Today, we spent much of the afternoon fixing up the odds that occur in the gardens.
First up was the front, the flowers we placed there last year are still going strong, but the weeds have found paths through the thick layer of mulch we placed there to suppress the weeds and grass.
Next, we cleaned out the shed – it’s not as bad as the storeroom out the back of it, but when you finish with something, be it the shovel, cow manure or straw bale, most of the time it’ll end up all bunched at the front of the shed.
Then we started tackling a large problem, we have a cherry tomato plant we placed in one of the garden beds and left it, it’s gone wild and has branches off everywhere.
I don’t normally want vines growing in the garden beds, for I’d prefer if they remained open and the vines sat in their own beds, but that wouldn’t make sense for this massive overgrown Cheery Tomato plant – so we knocked together a bit of 2×4, some stakes and some chook wire to form a trellis to hold it up.
The branches of the vine typically break if you try and train them through a trellis, so I took the long branches and cable tied them to the trellis.
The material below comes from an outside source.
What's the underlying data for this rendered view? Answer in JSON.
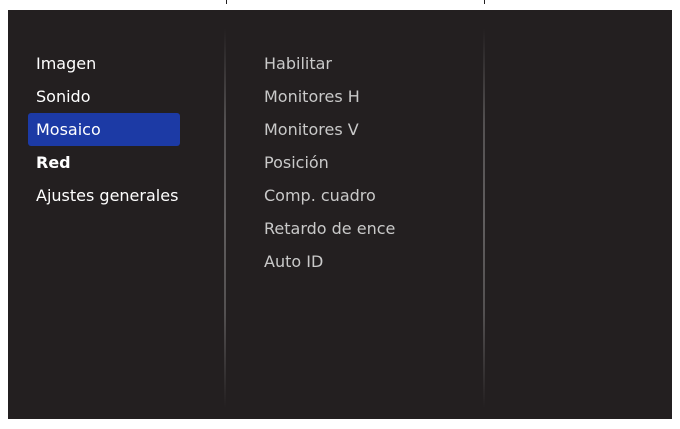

That should help see them grow – it’s got a lot of fruit on it, but it wasn’t going to be too fruitful struggling with itself.
The pea and bean plants now seem to be larger and growing more. The tree we transplanted seems to be recovering, and aside from a small isolated case, we have eliminated the Citrus Leaf Miner from our citrus trees.
The passionfruit are still showing their strength and are growing more and more each time I look at them, a new tendril, a new height reached.
Our strawberry patch remains interesting, though slow, there’s a heap of strawberries on the first plant, a heap, but they seem to be taking forever to get large and red. There are a heap of runners and more plants that spawned from that singular plant, so it might now be a good idea to look at snipping those off so it can put more energy into getting that fruit growing. The next growth on the strawberries should be even better – there’s a stack of plants, and likely to be more strawberries than the kids could ever eat.
The worm farm is slower than the strawberry patch too – we know there are large and small worms in there (some babies), but the lettuce that was added last week is taking them a long time to get through, theÂ HessianÂ bag seems to be of more interest to them.
The chickens have well and truly settled in what will be 2 weeks in the chicken run. We have an issue with shade for them which will be addressed in one of many ways, my preferred is to plant out some more fruit trees to shade them in – but that has cost issues for now. Vines running over the entire run would be interesting, but I would have doubts as to how long the netting would last if it had vines growing all over it. Shade cloth might be the solution.
The weekend never seems long enough. Even if you look at theÂ imaginaryÂ hour daylight savings adds and subtracts every 6 months.